QUEER THEORY was born in the early 1990s as an academic approach to critiquing “heteronormative”—read “anti-gay”— ways of life. Drawing on the work of Michel Foucault, the field’s pioneering scholars, including Judith Butler, Eve Sedgwick, and David Halperin, examined how technologies of power manufactured and maintained identities like male and female, gay and straight. Queer theory took its central project to be the destabilization of categories like sex, gender, and sexuality as constructed by a given society.

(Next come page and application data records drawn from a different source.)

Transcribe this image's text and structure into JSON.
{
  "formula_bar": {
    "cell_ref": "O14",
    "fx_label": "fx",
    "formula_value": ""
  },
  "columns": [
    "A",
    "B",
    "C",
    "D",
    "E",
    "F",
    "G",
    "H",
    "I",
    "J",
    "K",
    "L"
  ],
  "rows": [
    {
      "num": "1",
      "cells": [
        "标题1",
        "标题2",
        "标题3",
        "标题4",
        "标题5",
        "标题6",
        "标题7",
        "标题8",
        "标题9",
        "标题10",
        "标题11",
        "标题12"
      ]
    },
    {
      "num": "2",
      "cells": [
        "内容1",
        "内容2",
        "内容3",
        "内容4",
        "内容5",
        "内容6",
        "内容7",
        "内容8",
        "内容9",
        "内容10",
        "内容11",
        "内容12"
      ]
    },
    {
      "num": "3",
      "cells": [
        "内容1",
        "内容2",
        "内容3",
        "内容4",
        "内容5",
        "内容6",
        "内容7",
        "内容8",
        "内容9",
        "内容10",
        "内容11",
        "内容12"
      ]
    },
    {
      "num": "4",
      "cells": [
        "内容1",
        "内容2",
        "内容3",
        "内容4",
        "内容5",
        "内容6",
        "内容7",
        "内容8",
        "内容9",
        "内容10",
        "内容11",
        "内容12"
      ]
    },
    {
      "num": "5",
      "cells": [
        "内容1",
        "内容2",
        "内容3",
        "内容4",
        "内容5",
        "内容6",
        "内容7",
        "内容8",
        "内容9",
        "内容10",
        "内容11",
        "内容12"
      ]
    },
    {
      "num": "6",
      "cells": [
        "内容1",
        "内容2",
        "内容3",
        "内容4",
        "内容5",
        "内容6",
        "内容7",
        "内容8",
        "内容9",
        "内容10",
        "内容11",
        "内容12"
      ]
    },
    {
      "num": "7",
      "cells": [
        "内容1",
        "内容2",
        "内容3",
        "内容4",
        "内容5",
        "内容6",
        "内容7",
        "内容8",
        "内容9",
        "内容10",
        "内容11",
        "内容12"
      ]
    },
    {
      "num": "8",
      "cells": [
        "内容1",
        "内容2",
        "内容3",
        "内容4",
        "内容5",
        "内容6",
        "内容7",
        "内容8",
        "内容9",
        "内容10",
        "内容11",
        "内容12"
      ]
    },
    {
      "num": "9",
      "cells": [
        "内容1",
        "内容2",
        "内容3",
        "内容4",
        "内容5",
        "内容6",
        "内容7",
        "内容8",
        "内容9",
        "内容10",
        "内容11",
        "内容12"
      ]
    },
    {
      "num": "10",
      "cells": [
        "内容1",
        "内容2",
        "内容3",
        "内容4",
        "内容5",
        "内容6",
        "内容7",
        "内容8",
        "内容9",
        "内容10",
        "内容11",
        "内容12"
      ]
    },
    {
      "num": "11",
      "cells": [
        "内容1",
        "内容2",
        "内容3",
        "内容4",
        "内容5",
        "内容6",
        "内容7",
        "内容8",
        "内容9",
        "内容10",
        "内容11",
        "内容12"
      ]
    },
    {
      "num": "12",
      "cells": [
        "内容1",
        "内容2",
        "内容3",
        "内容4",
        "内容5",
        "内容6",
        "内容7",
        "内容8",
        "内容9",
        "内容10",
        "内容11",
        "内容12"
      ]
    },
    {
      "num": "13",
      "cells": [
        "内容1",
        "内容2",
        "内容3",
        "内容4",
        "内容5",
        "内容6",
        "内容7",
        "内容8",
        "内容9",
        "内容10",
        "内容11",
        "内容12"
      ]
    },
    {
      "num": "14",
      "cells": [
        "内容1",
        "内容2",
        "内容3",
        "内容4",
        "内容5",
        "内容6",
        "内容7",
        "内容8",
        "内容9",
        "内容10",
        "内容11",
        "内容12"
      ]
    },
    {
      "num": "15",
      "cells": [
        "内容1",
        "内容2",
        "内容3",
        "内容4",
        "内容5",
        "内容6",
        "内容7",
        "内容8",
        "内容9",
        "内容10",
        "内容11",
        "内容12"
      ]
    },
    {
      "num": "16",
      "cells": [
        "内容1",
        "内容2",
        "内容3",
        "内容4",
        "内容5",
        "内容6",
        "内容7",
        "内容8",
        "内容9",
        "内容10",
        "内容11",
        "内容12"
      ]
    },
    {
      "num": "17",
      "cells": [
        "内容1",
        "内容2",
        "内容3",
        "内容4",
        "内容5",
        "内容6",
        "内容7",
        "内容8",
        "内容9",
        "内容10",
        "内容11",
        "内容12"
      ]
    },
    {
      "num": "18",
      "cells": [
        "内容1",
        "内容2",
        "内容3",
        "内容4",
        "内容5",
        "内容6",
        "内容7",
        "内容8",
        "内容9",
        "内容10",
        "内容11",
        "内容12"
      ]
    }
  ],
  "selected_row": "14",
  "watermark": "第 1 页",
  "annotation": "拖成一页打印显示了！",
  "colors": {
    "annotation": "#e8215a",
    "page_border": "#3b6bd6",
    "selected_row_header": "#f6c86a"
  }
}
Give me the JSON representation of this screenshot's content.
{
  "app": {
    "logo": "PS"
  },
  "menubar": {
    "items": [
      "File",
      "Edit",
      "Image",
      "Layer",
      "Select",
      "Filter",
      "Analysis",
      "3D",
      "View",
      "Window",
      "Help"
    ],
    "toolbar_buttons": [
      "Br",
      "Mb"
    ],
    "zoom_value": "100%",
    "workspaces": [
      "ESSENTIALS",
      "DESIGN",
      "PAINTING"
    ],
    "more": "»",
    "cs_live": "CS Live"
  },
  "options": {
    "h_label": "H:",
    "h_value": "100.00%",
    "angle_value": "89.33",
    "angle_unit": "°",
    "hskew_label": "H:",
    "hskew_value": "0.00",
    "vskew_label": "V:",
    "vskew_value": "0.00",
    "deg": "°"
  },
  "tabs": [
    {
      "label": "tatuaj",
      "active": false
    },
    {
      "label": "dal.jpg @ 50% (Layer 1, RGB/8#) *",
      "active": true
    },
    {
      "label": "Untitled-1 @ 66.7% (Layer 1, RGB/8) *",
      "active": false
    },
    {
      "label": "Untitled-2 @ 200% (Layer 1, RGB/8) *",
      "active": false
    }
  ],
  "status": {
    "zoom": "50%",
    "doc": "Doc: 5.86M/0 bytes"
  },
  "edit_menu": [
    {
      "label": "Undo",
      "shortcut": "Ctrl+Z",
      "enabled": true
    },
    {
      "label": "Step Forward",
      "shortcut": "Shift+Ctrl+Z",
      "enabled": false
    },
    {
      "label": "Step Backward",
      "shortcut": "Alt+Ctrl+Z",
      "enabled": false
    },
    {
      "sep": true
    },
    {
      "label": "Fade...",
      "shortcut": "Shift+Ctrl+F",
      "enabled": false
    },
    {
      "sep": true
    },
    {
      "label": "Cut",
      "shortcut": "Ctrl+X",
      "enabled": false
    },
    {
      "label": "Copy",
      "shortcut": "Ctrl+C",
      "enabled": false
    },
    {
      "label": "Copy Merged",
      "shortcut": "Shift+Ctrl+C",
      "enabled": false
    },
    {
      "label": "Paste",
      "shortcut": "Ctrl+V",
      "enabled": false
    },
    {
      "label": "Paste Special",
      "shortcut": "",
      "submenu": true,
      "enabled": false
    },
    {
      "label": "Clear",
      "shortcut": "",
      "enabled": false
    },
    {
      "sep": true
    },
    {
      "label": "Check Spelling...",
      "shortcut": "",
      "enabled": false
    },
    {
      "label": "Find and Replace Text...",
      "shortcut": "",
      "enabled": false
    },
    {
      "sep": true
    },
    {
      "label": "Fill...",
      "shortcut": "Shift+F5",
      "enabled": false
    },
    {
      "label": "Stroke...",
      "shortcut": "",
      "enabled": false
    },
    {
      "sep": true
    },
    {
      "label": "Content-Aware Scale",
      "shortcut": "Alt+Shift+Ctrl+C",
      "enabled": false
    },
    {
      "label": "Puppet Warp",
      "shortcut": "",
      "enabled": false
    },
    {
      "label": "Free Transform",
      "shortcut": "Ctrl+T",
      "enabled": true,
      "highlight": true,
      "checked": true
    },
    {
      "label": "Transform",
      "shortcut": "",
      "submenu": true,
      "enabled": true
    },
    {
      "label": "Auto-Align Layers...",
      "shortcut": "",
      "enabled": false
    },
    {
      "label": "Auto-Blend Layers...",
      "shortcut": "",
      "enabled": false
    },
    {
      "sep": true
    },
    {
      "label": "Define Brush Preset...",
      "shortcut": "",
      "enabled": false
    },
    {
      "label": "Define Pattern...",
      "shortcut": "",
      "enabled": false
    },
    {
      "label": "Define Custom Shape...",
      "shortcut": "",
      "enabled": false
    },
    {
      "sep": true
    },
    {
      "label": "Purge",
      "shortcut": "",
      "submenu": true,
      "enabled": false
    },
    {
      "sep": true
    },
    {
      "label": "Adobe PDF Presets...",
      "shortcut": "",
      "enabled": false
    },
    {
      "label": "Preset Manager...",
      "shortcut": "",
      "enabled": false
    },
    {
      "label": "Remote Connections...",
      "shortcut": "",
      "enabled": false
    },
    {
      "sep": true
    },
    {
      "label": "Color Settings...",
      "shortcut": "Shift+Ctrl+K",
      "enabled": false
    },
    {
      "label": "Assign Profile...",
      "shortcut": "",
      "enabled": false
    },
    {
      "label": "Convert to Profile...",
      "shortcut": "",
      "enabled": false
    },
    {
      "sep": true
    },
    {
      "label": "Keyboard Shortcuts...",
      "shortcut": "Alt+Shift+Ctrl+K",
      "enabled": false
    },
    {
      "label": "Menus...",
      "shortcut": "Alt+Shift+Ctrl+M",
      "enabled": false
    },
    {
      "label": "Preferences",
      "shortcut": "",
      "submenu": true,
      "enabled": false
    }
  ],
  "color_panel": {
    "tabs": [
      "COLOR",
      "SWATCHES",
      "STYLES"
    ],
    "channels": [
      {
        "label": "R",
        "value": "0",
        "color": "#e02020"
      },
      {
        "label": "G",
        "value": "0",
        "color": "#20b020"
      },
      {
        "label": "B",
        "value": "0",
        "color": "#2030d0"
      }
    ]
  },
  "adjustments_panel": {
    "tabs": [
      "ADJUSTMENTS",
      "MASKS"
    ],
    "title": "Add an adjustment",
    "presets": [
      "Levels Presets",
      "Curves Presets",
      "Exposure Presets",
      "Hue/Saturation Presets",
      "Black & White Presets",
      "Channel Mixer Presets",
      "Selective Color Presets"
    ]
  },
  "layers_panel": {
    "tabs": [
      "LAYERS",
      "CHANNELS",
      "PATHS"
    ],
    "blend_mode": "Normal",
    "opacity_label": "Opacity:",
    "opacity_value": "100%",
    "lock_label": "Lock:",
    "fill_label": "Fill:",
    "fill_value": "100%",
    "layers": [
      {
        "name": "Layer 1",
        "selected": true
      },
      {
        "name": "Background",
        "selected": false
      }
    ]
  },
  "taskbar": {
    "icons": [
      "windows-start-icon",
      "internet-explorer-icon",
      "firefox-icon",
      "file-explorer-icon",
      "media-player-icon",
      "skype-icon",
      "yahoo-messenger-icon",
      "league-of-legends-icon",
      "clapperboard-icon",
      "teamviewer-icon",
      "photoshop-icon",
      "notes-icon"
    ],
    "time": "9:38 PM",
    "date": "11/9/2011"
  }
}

But LGBT people themselves haven’t always cooperated in destabilizing social norms. Instead, many have aligned themselves with normative institutions such as marriage and conventional sex roles; transphobia persists in gay and lesbian communities; and racial minorities often experience discrimination. Kadji Amin’s new book, Disturbing Attachments: Genet, Modern Pederasty, and Queer History, investigates a few of the issues at the heart of contemporary queer theory. By examining the discomfiting practices and politics of the controversial French author, Jean Genet, Amin finds that queer theory has often disregarded its commitment to challenging repressive social norms.
Rajat D. Singh is an essayist living in New York.